→ Exercise objective: Should a line below contain the word "можно", report it.

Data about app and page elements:
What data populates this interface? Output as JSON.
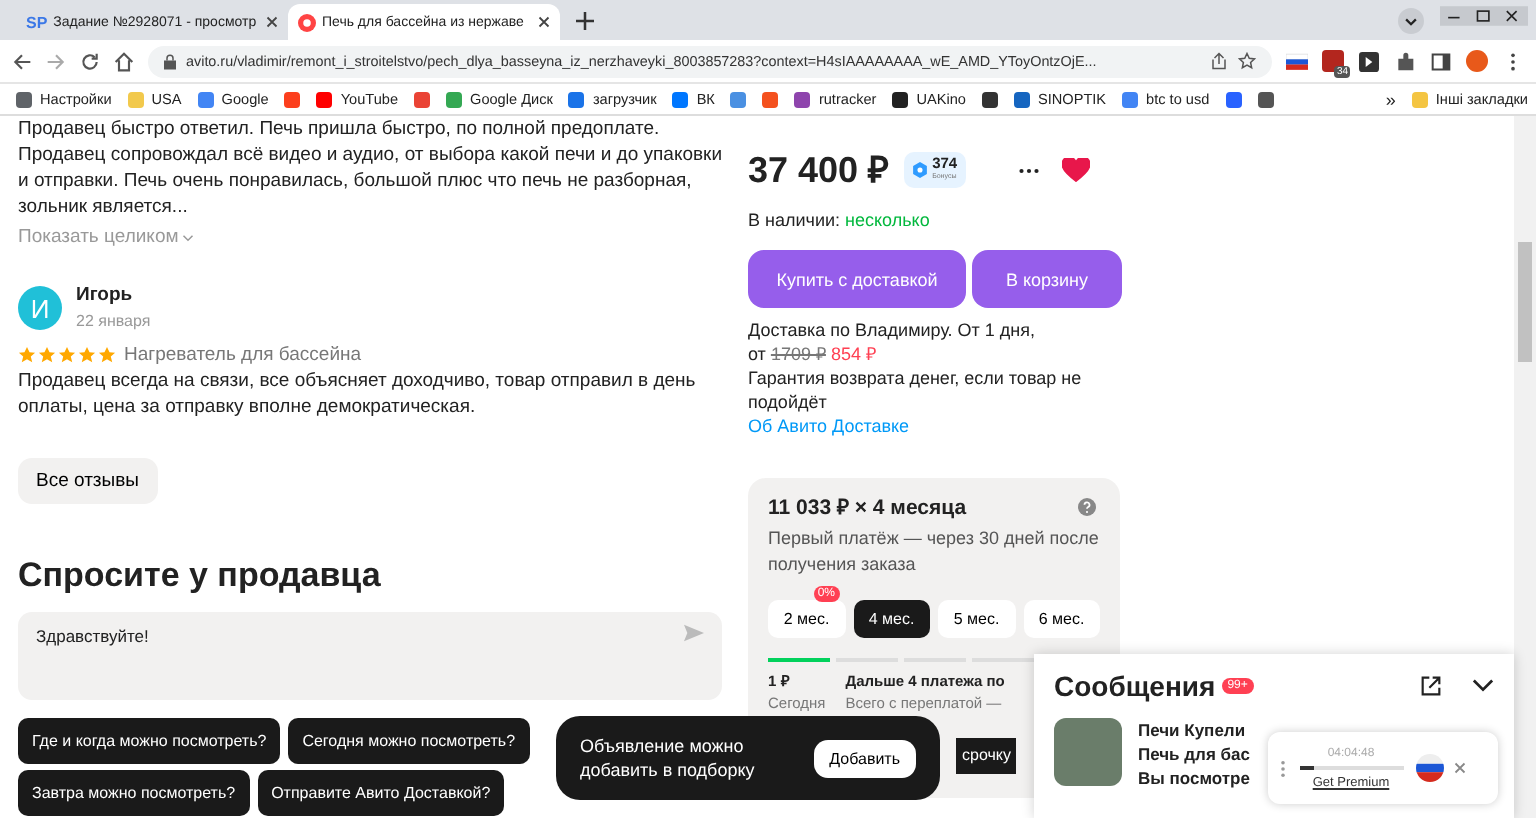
{
  "browser": {
    "tabs": [
      {
        "logo": "SP",
        "title": "Задание №2928071 - просмотр",
        "selected": false
      },
      {
        "title": "Печь для бассейна из нержаве",
        "selected": true
      }
    ],
    "address": "avito.ru/vladimir/remont_i_stroitelstvo/pech_dlya_basseyna_iz_nerzhaveyki_8003857283?context=H4sIAAAAAAAA_wE_AMD_YToyOntzOjE...",
    "extension_badge": "34",
    "bookmarks": [
      {
        "label": "Настройки",
        "color": "#5f6368"
      },
      {
        "label": "USA",
        "color": "#f2c94c"
      },
      {
        "label": "Google",
        "color": "#4285f4"
      },
      {
        "color": "#fc3f1d"
      },
      {
        "label": "YouTube",
        "color": "#ff0000"
      },
      {
        "color": "#ea4335"
      },
      {
        "label": "Google Диск",
        "color": "#34a853"
      },
      {
        "label": "загрузчик",
        "color": "#1a73e8"
      },
      {
        "label": "ВК",
        "color": "#0077ff"
      },
      {
        "color": "#4a90e2"
      },
      {
        "color": "#f4511e"
      },
      {
        "label": "rutracker",
        "color": "#8e44ad"
      },
      {
        "label": "UAKino",
        "color": "#222222"
      },
      {
        "color": "#333333"
      },
      {
        "label": "SINOPTIK",
        "color": "#1565c0"
      },
      {
        "label": "btc to usd",
        "color": "#4285f4"
      },
      {
        "color": "#2962ff"
      },
      {
        "color": "#555555"
      }
    ],
    "more_bookmarks": "»",
    "other_bookmarks": "Інші закладки"
  },
  "review_1": {
    "text": "Продавец быстро ответил. Печь пришла быстро, по полной предоплате. Продавец сопровождал всё видео и аудио, от выбора какой печи и до упаковки и отправки. Печь очень понравилась, большой плюс что печь не разборная, зольник является...",
    "more": "Показать целиком"
  },
  "review_2": {
    "initial": "И",
    "name": "Игорь",
    "date": "22 января",
    "stars": 5,
    "product": "Нагреватель для бассейна",
    "text": "Продавец всегда на связи, все объясняет доходчиво, товар отправил в день оплаты, цена за отправку вполне демократическая."
  },
  "all_reviews": "Все отзывы",
  "ask": {
    "title": "Спросите у продавца",
    "value": "Здравствуйте!",
    "suggestions": [
      "Где и когда можно посмотреть?",
      "Сегодня можно посмотреть?",
      "Завтра можно посмотреть?",
      "Отправите Авито Доставкой?"
    ]
  },
  "price": {
    "amount": "37 400 ₽",
    "bonus": "374",
    "bonus_label": "Бонусы",
    "favorite": true
  },
  "stock": {
    "label": "В наличии:",
    "value": "несколько"
  },
  "actions": [
    "Купить с доставкой",
    "В корзину"
  ],
  "delivery": {
    "line": "Доставка по Владимиру. От 1 дня,",
    "from": "от",
    "old_price": "1709 ₽",
    "new_price": "854 ₽",
    "guarantee": "Гарантия возврата денег, если товар не подойдёт",
    "link": "Об Авито Доставке"
  },
  "installment": {
    "title": "11 033 ₽ × 4 месяца",
    "subtitle": "Первый платёж — через 30 дней после получения заказа",
    "options": [
      {
        "label": "2 мес.",
        "selected": false,
        "badge": "0%"
      },
      {
        "label": "4 мес.",
        "selected": true
      },
      {
        "label": "5 мес.",
        "selected": false
      },
      {
        "label": "6 мес.",
        "selected": false
      }
    ],
    "segments": [
      {
        "done": true
      },
      {
        "done": false
      },
      {
        "done": false
      },
      {
        "done": false
      }
    ],
    "first_amount": "1 ₽",
    "first_when": "Сегодня",
    "next": "Дальше 4 платежа по",
    "total": "Всего с переплатой —",
    "button": "срочку"
  },
  "toast": {
    "text": "Объявление можно добавить в подборку",
    "button": "Добавить"
  },
  "messages": {
    "title": "Сообщения",
    "badge": "99+",
    "chat": {
      "name": "Печи Купели",
      "subject": "Печь для бас",
      "preview": "Вы посмотре"
    }
  },
  "vpn": {
    "timer": "04:04:48",
    "level": 0.15,
    "link": "Get Premium"
  }
}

→ Worked solution:
      "Где и когда можно посмотреть?",
      "Сегодня можно посмотреть?",
      "Завтра можно посмотреть?",
    "text": "Объявление можно добавить в подборку",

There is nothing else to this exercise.